Each line that includes "brand" must be copied from the records.

-- Material shown follows --

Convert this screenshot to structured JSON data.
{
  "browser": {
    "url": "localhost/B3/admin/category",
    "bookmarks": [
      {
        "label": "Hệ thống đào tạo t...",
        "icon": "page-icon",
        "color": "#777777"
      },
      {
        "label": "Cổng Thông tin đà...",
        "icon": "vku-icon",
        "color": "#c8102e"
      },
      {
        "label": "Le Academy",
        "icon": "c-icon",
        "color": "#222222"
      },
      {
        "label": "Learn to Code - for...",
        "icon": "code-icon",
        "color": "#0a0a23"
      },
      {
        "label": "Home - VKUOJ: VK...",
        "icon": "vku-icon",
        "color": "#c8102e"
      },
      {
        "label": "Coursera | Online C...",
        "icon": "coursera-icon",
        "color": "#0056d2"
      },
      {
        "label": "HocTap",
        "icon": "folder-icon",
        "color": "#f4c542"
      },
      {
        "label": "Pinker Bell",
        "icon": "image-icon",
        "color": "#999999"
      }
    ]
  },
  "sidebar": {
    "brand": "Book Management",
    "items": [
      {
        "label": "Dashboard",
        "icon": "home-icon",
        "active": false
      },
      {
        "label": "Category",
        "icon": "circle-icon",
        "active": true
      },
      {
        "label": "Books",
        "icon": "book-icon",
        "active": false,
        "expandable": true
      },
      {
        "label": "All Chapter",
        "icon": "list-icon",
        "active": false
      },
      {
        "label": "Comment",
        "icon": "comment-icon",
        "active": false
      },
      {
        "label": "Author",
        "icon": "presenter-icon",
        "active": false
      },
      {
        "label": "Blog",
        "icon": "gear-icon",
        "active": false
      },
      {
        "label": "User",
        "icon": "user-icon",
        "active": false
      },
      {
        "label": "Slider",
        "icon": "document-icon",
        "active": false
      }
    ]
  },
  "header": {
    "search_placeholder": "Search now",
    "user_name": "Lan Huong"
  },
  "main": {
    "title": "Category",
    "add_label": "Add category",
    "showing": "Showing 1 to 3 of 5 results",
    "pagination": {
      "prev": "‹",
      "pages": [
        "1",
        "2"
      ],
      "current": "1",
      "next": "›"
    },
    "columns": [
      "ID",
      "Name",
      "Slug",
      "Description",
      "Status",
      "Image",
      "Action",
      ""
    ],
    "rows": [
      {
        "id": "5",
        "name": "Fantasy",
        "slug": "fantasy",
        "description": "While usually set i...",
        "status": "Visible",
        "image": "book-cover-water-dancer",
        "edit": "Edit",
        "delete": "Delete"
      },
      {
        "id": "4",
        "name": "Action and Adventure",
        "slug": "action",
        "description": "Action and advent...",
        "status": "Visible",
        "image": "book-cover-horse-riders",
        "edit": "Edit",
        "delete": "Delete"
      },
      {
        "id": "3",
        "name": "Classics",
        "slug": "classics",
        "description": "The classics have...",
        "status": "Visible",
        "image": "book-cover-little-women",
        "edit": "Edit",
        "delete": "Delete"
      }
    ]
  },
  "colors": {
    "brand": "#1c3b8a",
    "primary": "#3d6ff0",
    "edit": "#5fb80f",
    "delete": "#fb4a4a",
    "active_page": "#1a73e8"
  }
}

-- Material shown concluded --

Answer box:
    "brand": "Book Management",
    "brand": "#1c3b8a",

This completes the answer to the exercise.